Roundtable on the Cancelled Sport History Course at North Carolina

By Andrew McGregor Recently the University of North Carolina (UNC) cancelled history professor Jay Smith’s class “Big-Time College Sports and the Rights of Athletes, 1956-Present.” The Daily Tar Heel reported that the department was “under pressure from the college to cancel the class to prevent students from learning about the University’s recent scandals.”  His colleagues…

Review of Big Ten Basketball, 1943-1972

Nelson, Murray R. Big Ten Basketball, 1943-1972. Jefferson, NC: McFarland, 2017. Pp. 256. Appendix, notes, bibliography, and index. $39.95 softcover. Reviewed by Andrew McGregor March has arrived, much to the glee of basketball fans. Conference tournaments are in full swing across the country, helping solidify the fates of those teams living on the bubble before…

2016-2017 College Basketball Roundtable

The 2016-2017 college basketball season is in full swing. Conference play began this week, signaling the beginning of the “true season” in the minds of many fans. Many of the conferences appear wide open, promising competitive races from Tobacco Road to the Pacific coast. According to the NCAA, over 27 million fans flocked to roundhouses, barns, and arenas…

Sanity, Subsidy, and Ransom: The Touchdown Club of Oklahoma and the Birth of NCAA Probation

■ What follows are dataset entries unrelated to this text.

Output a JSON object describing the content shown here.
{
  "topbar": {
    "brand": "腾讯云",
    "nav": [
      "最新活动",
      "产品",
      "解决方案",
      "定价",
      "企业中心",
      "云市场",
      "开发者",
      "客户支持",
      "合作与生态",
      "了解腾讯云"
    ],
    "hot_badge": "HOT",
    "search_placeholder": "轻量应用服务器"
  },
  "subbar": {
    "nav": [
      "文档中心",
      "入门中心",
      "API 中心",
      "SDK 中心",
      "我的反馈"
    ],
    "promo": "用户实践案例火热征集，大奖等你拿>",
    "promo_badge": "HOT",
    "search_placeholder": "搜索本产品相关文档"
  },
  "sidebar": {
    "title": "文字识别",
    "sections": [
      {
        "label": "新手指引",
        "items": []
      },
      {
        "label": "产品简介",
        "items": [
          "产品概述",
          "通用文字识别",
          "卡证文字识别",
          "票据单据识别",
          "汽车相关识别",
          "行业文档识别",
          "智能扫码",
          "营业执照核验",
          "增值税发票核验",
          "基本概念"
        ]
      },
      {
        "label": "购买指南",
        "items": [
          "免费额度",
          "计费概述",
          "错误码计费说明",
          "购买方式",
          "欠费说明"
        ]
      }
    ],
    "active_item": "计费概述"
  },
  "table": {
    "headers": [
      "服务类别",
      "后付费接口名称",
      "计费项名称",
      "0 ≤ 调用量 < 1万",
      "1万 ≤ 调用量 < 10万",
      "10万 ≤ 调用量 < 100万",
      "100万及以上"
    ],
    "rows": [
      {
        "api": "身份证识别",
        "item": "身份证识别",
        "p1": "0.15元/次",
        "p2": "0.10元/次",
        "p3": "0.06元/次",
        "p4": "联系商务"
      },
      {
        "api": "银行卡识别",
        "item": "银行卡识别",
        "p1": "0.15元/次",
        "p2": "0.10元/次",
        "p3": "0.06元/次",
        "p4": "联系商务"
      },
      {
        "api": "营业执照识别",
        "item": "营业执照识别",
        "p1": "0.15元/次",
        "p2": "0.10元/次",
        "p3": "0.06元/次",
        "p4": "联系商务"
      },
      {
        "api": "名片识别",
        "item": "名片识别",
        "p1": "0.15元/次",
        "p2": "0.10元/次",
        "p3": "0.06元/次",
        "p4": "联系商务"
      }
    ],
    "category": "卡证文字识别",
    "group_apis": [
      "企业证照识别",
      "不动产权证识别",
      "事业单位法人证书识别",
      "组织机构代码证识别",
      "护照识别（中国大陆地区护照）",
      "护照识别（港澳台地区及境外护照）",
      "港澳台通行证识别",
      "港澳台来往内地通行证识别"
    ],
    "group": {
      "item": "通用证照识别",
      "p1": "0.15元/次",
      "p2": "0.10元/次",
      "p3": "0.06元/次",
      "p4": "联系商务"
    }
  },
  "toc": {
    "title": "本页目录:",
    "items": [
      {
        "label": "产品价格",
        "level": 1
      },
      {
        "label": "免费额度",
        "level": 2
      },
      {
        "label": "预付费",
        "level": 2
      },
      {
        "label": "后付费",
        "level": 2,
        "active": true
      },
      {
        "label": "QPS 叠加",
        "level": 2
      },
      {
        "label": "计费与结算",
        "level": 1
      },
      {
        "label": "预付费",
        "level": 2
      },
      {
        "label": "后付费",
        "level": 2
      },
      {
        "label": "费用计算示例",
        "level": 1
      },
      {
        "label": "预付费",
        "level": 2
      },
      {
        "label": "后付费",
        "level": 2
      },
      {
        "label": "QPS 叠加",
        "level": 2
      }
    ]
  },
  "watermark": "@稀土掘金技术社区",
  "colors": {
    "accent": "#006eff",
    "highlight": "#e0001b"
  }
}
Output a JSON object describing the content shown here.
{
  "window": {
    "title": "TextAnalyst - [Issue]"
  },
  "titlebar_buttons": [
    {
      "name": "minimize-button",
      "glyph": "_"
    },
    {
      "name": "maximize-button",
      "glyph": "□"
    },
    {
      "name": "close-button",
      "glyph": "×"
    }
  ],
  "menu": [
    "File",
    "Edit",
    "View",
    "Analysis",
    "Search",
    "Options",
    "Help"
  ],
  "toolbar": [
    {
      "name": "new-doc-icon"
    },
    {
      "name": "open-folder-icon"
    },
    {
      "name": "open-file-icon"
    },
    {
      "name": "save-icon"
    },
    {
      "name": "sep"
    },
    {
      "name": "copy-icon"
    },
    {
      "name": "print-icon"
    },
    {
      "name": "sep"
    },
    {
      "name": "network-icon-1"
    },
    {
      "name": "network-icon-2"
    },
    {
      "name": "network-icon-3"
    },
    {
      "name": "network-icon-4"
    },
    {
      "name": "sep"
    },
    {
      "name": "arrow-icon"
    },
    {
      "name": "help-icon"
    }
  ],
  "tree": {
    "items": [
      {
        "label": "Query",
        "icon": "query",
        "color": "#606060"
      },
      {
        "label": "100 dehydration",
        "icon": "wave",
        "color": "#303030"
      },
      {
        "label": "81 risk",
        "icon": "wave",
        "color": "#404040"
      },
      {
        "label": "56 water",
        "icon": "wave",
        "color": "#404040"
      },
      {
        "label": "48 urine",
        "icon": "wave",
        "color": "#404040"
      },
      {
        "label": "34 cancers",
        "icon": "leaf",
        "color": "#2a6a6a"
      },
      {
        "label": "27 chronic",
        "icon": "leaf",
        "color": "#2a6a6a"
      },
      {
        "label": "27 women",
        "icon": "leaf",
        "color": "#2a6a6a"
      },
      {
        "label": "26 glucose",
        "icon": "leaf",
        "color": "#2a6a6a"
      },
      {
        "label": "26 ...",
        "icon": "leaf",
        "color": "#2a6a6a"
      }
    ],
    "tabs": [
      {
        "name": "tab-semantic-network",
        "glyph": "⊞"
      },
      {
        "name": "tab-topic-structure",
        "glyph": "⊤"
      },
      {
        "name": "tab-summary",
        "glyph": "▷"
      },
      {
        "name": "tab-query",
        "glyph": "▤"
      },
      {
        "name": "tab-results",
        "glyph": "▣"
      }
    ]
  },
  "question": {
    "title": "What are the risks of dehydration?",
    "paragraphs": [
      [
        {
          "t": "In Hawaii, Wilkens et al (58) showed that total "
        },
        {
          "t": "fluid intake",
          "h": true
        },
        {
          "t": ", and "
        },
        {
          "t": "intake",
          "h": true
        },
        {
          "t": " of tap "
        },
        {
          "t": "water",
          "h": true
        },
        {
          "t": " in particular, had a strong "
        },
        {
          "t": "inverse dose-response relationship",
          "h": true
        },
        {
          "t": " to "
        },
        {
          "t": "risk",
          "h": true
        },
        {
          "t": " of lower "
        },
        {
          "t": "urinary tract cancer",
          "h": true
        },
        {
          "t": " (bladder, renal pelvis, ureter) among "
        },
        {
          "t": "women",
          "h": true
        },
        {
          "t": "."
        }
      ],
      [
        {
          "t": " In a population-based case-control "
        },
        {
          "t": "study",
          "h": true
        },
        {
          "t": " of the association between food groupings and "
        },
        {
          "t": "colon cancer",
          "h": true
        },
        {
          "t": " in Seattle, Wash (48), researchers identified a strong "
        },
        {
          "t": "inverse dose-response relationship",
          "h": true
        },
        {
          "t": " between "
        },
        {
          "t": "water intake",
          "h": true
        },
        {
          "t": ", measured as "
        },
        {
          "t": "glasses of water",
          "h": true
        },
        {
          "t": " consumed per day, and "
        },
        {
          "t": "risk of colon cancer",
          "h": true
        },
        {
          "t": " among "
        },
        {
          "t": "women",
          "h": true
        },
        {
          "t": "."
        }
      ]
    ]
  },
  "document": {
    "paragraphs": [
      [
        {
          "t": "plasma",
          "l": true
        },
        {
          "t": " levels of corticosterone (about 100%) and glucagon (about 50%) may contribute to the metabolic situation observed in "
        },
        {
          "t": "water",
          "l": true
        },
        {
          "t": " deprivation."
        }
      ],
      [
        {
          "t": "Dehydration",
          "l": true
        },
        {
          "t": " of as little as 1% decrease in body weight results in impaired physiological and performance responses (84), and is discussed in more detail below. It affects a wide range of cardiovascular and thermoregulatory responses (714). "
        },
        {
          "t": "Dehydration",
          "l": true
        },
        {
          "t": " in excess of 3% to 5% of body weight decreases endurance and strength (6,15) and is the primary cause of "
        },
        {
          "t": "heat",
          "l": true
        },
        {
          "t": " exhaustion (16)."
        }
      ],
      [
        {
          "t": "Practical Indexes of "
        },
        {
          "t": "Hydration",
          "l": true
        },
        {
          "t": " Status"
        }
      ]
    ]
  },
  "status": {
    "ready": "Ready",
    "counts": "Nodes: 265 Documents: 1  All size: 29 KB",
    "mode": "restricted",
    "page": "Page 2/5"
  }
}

By Andrew McGregor “How does a third-rate college football team suddenly become one of the best in the country?” Paul Gardner asked in True magazine amidst OU’s 31-game win streak in October 1950.[1] The University of Oklahoma’s rise from obscurity to football power surprised college football observers. He believed something more than Bud Wilkinson’s coaching…

The Bud Wilkinson Show: Television, the NCAA, and the Cold War

By Andrew McGregor During the fall of 1953 Bud Wilkinson, head coach of the University of Oklahoma, launched his own coach’s show. The fifteen-minute program initially aired live on Tuesday nights at 10:15 p.m. on Oklahoma City’s WKY-TV. Plainly titled “Bud Wilkinson’s Football,” newspapers simply described it as “OU’s famous coach discusses football.”[1] The show…